How do we use 3D tracking motion capture technology in Robotics?

The proliferation of drones has opened the public’s imagination and appreciation of robotics in all forms. The dissemination and affordability of robotics devices promises to change our everyday experience as people. Exo-skeletons, robotic assistants, robotic chefs, cleaners, friends and in some cases robotic lovers are the sensational focus of media reports and Hollywood blockbusters.

Unless you are involved in organised manufacturing assembly and factory automation, you may underestimate the extent to which worker’s every day lives are already permeated by robotic assistants and collaborative robots.

Most automotive vehicle assembly plants use manufacturing robots which provide a competitive advantage. Quality improvements, reduced warranty costs, the increase in capacity and with the relief of bottlenecks, robotics add so much whilst protecting workers from dirty, difficult and dangerous jobs. Able to operate for longer periods and more consistently, these tools are interchangeable, re-programable and reliable.

But how do 3D tracking and Motion Capture technologies factor into this?
From the start, 3D tracking technology enables programmers and engineers to validate robotic process and movement. Using optical motion capture enables object measurement of micro movements and rotational position error of less than 0.05 degrees. The exploration of the complexity of motion means you can Track, Validate then Automate Robotic control.

Research into the deployment of robotics and autonomous systems has many sub-set areas. All very important individually, but ultimately combined when robots are commercially ready for deployment to consumer and industrial markets.

These areas include, multi-agent systems, decision making under uncertainty, ontologies, swarm intelligence and bio-inspired systems, robot teams, verification and validation of robotic and autonomous systems, ethics of autonomous systems and industrial applications.

How these look in the “real” world:

  • Robotic control in theme park and entertainment spaces,
  • Automated control of flexible surfaces in projection mapping for stage, concerts and building video projection mapping, Robotic arm tracking in collaborative manufacturing and assembly spaces,
  • Warehouse robots for distribution and product selection, indeed Amazon has over 45,000 in their network.
  • Robotic vacuum cleaners keep our homes clean, voice activated robots order our music and groceries. We will soon have robotic delivery machines.
  • Research on vehicles which go to space and land on mars or are autonomous on earth all need 3D tracking to validate and determine the next movement.
  • Biomechanics and Powered Exoskeletons - metal frameworks fitted with motorised "muscles" that can multiply the wearers’ strength far beyond that of normal humans.
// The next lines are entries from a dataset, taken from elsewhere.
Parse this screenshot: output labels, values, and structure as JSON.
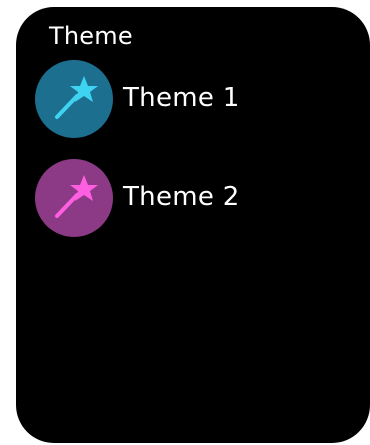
{
  "screen": {
    "title": "Theme"
  },
  "themes": [
    {
      "label": "Theme 1",
      "icon": "magic-wand-icon",
      "circle_color": "#1d6f8f",
      "wand_color": "#3fd3f2"
    },
    {
      "label": "Theme 2",
      "icon": "magic-wand-icon",
      "circle_color": "#8c3a86",
      "wand_color": "#ff5fe0"
    }
  ]
}
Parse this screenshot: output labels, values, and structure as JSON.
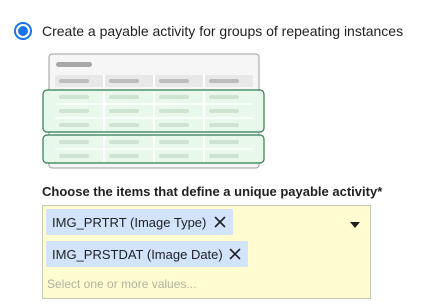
{
  "option": {
    "label": "Create a payable activity for groups of repeating instances",
    "selected": true
  },
  "field": {
    "label": "Choose the items that define a unique payable activity*",
    "chips": [
      {
        "label": "IMG_PRTRT (Image Type)"
      },
      {
        "label": "IMG_PRSTDAT (Image Date)"
      }
    ],
    "placeholder": "Select one or more values..."
  },
  "colors": {
    "accent": "#1a73e8",
    "field_background": "#fffdd0",
    "chip_background": "#d2e3fc",
    "group_border": "#2e7d4f",
    "group_fill": "#e8f8ea"
  },
  "icons": {
    "radio": "radio-selected-icon",
    "chip_remove": "close-icon",
    "dropdown": "caret-down-icon"
  }
}
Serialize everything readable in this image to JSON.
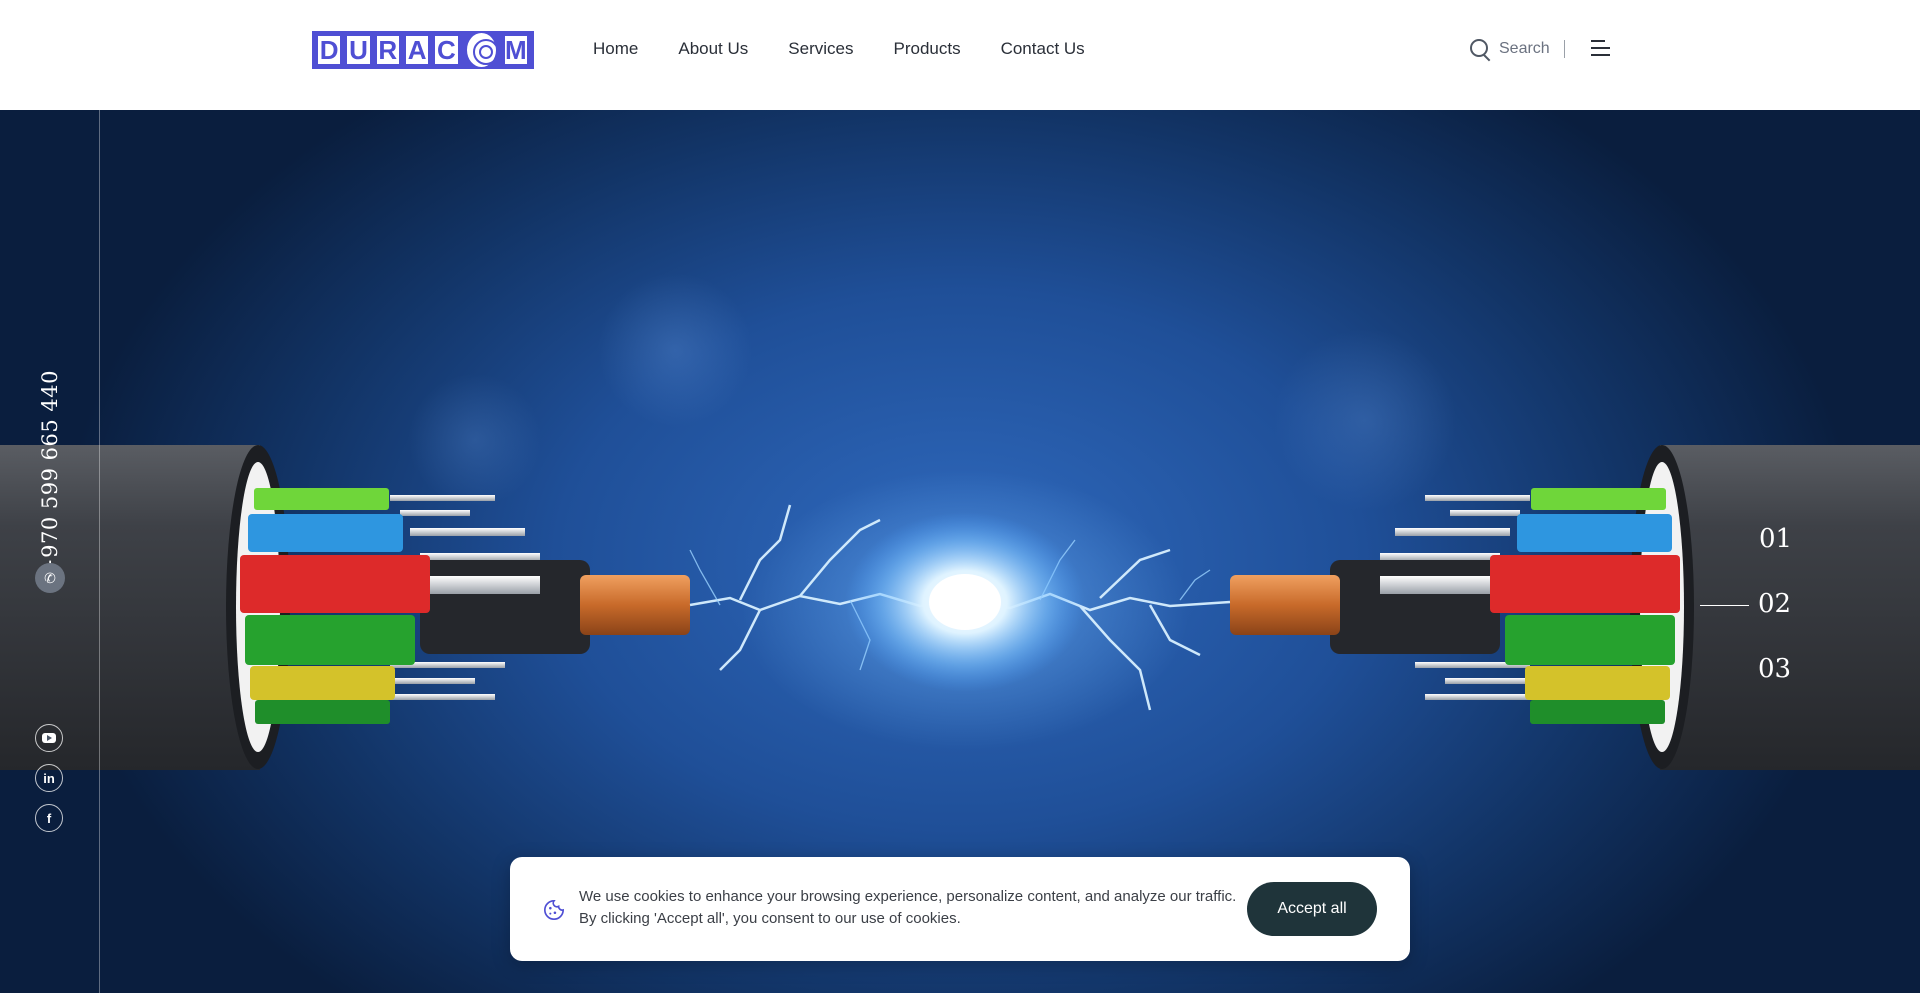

Knowing where you are enables you to know where you can go next and where you came from. Speed, velocity, range, accuracy and distance are all important to robotic research. All elements delivered by 3D tracking technologies, all fundamental to human and object motion.